Together with her Pre-Kindergarten teaching partners, Donna has helped to build one of the strongest programs at AC, and anywhere in this region. Her classes are always full — often with a waiting list — and her reputation amongst elementary educators, and parents in the know, is exemplary. Read more about Donna Kwiatkowski and the Gleason Chair for Teaching Excellence.
For more information about any of our named endowed chairs for teaching excellence, please contact Karyn Vella, Assistant Head for External Affairs.
Posted in: Highlights, Lower School, Middle School, Pre-Primary School, Upper School
Allendale Columbia’s production of The Sound of Music received a number of recognitions at Rochester Broadway Theatre League’s (RBTL) Stars of Tomorrow ceremony on May 10th, 2018. Catherine Kennedy ’18, who played Maria, was one of four to win Outstanding Leading Actress nods in AC’s Division C, and she received her second nomination in a row to compete for a trip to the Stars of Tomorrow “Jimmy Awards” competition in New York City.
You can help elect Catherine as a Fan Favorite at Stars of Tomorrow NYC Bound by sending the text SOT06 (that’s letter S, letter O, letter T, number 0, number 6) to 75327. The contest allows one vote per phone number per day, so please set a reminder to vote every day! Go to http://www.rochesterfirst.com/stars-of-tomorrow-2018 for details.

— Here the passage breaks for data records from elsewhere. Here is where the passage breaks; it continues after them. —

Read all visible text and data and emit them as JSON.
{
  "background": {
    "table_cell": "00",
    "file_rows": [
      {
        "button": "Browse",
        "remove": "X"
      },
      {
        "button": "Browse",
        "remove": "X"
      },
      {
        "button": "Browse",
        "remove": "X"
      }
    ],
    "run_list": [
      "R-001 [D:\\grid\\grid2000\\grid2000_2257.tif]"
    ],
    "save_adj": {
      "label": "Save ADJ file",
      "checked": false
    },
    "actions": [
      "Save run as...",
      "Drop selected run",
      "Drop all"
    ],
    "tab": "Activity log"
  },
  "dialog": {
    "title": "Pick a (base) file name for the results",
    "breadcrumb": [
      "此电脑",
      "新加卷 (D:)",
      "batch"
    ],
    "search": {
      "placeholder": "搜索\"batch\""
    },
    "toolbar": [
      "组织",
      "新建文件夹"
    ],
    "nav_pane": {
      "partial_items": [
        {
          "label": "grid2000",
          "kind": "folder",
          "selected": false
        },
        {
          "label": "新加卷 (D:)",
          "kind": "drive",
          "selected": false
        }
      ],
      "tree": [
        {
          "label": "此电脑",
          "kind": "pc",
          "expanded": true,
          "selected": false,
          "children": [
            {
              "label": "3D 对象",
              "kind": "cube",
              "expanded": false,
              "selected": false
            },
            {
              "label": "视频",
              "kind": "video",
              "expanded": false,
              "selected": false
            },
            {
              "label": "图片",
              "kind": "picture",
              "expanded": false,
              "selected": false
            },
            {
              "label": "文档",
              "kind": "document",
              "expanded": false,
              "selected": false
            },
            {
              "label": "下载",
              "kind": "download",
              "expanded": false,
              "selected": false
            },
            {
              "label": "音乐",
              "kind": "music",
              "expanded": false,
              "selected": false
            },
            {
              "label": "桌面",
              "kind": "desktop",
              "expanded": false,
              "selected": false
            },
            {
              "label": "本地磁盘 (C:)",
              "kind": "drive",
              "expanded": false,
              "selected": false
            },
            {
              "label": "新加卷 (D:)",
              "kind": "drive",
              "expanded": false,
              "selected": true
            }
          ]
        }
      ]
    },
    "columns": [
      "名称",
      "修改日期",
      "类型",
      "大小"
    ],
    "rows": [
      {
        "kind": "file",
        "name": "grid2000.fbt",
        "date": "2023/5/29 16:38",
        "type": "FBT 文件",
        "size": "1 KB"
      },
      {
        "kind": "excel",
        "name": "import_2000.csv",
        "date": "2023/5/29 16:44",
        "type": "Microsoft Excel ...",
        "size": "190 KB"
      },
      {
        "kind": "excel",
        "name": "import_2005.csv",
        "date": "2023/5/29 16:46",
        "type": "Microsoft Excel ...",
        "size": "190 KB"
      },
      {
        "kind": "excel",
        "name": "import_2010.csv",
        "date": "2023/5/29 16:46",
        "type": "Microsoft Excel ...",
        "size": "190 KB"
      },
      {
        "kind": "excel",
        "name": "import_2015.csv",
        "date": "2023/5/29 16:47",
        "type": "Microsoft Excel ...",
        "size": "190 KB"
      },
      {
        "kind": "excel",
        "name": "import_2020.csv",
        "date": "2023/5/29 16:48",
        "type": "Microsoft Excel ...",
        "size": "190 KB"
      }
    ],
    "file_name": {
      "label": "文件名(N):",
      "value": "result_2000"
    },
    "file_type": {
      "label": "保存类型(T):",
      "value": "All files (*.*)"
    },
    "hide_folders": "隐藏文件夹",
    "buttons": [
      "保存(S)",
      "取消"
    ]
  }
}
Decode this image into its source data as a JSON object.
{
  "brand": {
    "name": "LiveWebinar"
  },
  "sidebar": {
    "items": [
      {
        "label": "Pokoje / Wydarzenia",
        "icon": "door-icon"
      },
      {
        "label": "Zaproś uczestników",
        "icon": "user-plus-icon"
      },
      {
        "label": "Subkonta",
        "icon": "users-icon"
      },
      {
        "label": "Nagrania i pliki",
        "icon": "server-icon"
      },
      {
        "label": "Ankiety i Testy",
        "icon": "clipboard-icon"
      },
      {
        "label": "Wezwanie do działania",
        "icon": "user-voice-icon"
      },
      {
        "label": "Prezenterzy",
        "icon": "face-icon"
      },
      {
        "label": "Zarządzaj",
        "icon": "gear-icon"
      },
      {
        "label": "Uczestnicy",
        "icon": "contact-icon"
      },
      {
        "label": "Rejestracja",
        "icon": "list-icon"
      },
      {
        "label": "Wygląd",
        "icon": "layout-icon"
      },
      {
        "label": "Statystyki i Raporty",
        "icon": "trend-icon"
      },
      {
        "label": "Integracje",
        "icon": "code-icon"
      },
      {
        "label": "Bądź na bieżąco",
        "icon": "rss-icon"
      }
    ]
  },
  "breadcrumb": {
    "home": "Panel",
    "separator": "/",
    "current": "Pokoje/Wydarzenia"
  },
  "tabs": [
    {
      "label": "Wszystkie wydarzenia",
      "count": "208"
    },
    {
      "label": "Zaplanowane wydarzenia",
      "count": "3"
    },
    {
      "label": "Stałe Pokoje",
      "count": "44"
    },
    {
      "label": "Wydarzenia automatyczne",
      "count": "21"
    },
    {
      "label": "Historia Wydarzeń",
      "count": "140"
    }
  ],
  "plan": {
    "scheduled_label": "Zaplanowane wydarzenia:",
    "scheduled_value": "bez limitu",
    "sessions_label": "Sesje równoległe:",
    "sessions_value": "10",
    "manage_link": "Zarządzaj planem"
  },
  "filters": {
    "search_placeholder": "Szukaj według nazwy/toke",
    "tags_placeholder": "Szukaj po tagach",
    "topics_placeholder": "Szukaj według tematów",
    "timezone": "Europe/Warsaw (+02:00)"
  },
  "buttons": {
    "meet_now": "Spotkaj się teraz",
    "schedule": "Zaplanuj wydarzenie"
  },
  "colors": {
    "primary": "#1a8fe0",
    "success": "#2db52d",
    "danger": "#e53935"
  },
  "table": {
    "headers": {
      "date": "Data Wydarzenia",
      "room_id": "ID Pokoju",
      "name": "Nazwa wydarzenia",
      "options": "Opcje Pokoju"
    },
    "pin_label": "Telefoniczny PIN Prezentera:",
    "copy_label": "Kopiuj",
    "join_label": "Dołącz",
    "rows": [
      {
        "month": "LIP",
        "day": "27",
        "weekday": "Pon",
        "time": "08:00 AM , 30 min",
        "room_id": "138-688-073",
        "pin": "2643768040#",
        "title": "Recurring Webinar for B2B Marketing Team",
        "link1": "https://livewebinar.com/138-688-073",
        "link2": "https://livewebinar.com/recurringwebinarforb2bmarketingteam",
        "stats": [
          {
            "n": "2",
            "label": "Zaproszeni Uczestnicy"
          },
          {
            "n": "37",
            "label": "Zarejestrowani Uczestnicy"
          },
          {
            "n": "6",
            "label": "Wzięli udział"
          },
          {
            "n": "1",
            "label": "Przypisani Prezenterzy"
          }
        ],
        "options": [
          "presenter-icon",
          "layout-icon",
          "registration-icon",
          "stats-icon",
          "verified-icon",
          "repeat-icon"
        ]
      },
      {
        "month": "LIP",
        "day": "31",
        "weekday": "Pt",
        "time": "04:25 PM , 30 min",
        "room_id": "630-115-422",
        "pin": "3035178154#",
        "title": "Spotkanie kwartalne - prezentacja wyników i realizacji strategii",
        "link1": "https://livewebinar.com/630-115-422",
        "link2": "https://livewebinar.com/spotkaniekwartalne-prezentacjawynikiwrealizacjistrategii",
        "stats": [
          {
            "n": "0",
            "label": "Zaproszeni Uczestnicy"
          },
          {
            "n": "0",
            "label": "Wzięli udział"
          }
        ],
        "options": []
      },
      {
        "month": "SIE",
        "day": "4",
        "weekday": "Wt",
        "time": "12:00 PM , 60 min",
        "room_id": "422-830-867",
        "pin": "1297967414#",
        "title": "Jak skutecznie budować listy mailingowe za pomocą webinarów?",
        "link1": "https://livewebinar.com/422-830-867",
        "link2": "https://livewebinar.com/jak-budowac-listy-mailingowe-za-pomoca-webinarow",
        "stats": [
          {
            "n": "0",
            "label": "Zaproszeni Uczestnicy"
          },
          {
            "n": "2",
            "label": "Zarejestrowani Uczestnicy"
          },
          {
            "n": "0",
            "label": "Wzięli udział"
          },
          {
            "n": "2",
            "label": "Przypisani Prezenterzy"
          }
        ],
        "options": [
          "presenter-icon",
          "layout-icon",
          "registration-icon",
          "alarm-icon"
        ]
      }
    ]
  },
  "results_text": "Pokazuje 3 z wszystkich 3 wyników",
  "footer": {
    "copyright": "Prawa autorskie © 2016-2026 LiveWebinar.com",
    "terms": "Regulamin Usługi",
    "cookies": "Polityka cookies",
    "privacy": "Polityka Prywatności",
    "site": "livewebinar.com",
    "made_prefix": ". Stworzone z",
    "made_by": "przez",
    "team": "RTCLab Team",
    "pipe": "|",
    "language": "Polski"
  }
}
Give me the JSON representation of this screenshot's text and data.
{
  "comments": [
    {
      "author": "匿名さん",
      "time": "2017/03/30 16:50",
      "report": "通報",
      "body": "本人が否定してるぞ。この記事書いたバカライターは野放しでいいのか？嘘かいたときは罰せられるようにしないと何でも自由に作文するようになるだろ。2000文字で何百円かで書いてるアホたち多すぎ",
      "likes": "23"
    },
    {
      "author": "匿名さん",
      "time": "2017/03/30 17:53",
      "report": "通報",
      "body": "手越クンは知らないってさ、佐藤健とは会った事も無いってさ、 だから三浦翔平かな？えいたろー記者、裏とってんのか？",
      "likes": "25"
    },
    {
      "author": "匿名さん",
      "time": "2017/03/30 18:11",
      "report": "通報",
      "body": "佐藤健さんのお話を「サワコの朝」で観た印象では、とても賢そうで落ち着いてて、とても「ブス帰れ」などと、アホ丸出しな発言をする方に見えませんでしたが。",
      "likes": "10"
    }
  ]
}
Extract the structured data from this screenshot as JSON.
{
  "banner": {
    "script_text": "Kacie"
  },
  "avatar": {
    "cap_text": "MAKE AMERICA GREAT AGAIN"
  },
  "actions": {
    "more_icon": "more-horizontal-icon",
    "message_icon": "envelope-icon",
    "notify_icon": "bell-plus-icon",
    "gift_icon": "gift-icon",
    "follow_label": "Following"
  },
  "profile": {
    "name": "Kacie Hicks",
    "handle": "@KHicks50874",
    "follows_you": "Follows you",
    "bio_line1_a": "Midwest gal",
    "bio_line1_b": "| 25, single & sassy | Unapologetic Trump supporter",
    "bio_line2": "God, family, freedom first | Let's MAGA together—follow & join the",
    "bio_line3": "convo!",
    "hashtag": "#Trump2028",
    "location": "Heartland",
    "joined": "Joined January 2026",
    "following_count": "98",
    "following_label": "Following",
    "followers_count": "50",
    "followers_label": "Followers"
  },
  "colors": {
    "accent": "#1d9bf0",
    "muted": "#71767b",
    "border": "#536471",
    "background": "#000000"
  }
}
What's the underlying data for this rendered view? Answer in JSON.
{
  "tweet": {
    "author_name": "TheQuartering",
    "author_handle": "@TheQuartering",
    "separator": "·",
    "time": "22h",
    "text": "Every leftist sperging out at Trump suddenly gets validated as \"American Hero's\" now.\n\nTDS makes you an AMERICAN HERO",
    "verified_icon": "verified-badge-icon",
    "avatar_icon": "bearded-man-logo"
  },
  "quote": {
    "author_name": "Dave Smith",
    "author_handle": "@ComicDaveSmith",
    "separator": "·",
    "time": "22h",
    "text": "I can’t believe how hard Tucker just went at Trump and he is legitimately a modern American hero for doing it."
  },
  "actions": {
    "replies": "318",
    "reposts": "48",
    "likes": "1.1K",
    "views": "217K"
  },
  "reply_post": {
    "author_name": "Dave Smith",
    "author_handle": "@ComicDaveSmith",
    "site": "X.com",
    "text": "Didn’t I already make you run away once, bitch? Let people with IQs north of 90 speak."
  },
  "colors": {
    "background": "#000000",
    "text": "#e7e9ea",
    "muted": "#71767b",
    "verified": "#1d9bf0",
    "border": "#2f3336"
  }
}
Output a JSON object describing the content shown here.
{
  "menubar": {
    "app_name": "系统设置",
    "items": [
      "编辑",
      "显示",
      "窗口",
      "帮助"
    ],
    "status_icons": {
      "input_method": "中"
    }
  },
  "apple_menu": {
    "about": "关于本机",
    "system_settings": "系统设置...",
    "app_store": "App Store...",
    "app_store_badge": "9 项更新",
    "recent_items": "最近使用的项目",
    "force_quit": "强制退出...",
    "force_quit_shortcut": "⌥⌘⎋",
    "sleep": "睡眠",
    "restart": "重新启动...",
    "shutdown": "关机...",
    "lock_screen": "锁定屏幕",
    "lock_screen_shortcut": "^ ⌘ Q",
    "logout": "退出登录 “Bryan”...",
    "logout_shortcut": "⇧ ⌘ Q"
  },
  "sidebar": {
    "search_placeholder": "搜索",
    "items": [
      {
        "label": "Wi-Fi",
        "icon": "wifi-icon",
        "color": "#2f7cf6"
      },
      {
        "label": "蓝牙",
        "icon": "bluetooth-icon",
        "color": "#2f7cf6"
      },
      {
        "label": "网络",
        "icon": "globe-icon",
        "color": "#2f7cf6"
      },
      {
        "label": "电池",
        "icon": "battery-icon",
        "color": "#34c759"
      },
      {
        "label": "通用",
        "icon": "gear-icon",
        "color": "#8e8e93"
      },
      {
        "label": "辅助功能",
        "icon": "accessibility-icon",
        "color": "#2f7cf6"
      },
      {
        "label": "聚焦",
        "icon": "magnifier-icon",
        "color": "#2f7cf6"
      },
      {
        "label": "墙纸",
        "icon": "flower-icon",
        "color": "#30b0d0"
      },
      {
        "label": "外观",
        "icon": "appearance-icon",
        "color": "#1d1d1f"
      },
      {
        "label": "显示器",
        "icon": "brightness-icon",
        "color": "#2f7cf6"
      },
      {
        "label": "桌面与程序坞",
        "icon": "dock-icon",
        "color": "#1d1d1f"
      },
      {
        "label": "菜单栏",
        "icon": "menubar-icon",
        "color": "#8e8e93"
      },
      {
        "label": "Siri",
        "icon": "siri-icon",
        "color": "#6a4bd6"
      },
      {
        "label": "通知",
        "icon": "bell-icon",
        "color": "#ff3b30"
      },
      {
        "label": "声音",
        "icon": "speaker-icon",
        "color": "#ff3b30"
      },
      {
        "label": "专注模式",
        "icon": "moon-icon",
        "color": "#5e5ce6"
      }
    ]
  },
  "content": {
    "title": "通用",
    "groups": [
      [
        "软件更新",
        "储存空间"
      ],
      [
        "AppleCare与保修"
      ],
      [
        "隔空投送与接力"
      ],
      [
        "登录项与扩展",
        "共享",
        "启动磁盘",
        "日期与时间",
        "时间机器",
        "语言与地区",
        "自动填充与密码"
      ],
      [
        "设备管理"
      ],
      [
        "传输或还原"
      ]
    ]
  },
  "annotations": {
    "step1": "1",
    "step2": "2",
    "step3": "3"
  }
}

Before the evening got underway, the Children’s Ensemble from The Sound of Music learned from the program that they received a Future Stars recognition for Outstanding Performance by Elementary and Middle School students in a High School Musical. Also given a “Tip of the Hat” in the program was Assistant Stage Manager Connor Surkau-Parkinson ’18.
Allendale Columbia received a recognition for Outstanding Singing Ensemble. Senior Rebecca McQuilken was one of the Outstanding Supporting Actresses recognized for her role as Mother Abbess, despite having been in a wheelchair after undergoing knee surgery shortly before the performances.
Kennedy next competes on Thursday, May 24th, at RBTL in Stars for Tomorrow NYC Bound. In the first round that evening, she sings a segment of one of her songs from The Sound of Music. If she makes it to the second round, she sings a song she selects from a list provided by the judges. She might then advance to the final round, as she did last year, to perform once again. The judges select just one male actor and one female actress to advance to the competition in New York. Tickets will be available soon; return to this page or http://www.rbtl.org/stars-of-tomorrow-nyc-bound/ for details when they are made available.
(Revised May 13th, 2018)
Posted in: Eighth Grade, Eleventh Grade, Fifth Grade, First Grade, Fourth Grade, Highlights, Kindergarten, Lower School, Middle School, Ninth Grade, Second Grade, Seventh Grade, Sixth Grade, Tenth Grade, Third Grade, Twelfth Grade, Upper School